CLINTON — A little less than two months ago, the city of Clinton examined a new collection process for its shared emergency dispatch service.

When the Clinton City Council discussed the issue at that time, projected savings amounted to approximately $150,000 for the city’s property owners. Now, the savings are predicted to be at least $125,000 and most likely more, City Administrator Gary Boden said, but start-up costs could escalate.

Boden reported at Tuesday’s Clinton City Council meeting that Clinton County is requesting more money from the other parties in the agreement — the cities of Clinton, Camanche and DeWitt — to help offset beginning operating costs for the first year.

During the original talks, the cities offered to pay more during the first year to help the county with its beginning costs.

However, that asking amount has grown, Boden said, and will lead to future conversations between the city of Clinton and the county about the final total.

“Now the county is suggesting they need more money,” Boden said. “Why can’t the county provide to it, too? It’s a good deal, though, and we’ll do something about that. If we don’t do this, the deal will be in significant jeopardy and I believe this deal is an incredible first step for an equitable distribution.”

The restructured 28E emergency dispatch service collection method will tax properties based solely on assessed evaluation of the entire county. Fund allocation for the service will shift costs from the city’s budget to an independent agency, which will then collect the tax.

Boden said this procedure will eliminate the increased taxation on Clinton citizens. The previous system charged each individual property owners a fee in the county, including the cities of Camanche, DeWitt and Clinton, and also implemented a 42 percent charge to the city of Clinton.

“Can we get the money back?” Boden asked. “No. What’s done is done. If you’re not happy with the agreement, you can cancel it. But if you do that, you better have a plan B.”

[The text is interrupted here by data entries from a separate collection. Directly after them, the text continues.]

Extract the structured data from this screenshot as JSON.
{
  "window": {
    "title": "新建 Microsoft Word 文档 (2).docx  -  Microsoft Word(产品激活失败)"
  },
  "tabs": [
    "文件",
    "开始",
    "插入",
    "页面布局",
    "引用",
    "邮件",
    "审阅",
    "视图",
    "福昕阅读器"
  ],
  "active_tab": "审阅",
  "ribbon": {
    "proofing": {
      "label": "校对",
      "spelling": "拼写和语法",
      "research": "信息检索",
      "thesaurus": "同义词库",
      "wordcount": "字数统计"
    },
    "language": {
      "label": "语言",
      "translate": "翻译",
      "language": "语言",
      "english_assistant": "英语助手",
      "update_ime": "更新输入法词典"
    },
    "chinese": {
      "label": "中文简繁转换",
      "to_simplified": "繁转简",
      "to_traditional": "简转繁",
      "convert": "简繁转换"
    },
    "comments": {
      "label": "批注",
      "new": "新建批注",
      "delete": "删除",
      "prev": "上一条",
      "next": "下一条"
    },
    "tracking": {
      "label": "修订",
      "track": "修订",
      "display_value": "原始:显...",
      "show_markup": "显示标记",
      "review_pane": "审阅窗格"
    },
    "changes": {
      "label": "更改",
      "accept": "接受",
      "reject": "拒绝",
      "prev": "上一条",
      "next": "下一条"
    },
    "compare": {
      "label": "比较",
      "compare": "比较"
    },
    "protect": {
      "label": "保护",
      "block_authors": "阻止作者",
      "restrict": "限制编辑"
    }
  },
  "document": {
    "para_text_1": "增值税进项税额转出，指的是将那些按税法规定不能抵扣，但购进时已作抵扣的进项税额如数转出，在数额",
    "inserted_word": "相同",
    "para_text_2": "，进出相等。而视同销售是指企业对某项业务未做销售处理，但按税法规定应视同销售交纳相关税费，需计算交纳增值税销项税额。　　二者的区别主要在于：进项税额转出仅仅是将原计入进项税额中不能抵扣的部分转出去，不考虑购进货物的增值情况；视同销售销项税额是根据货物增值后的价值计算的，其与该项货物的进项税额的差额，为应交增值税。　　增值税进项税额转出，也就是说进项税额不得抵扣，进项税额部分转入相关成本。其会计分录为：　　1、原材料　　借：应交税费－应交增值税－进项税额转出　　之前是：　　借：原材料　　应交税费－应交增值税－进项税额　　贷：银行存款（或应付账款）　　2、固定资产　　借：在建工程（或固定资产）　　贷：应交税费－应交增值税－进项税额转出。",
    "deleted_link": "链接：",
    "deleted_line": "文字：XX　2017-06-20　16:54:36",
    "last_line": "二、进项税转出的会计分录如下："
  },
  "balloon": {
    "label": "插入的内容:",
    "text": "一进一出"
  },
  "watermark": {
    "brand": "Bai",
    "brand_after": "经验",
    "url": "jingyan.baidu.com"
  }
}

Under Chapter 18 of the agreement, the county or the cities can request a formal alteration or cancel the agreement. The council agreed to pass the resolution and directed city staff to provide an update on its impact during the Clinton City Council Committee of the Whole meeting June 9.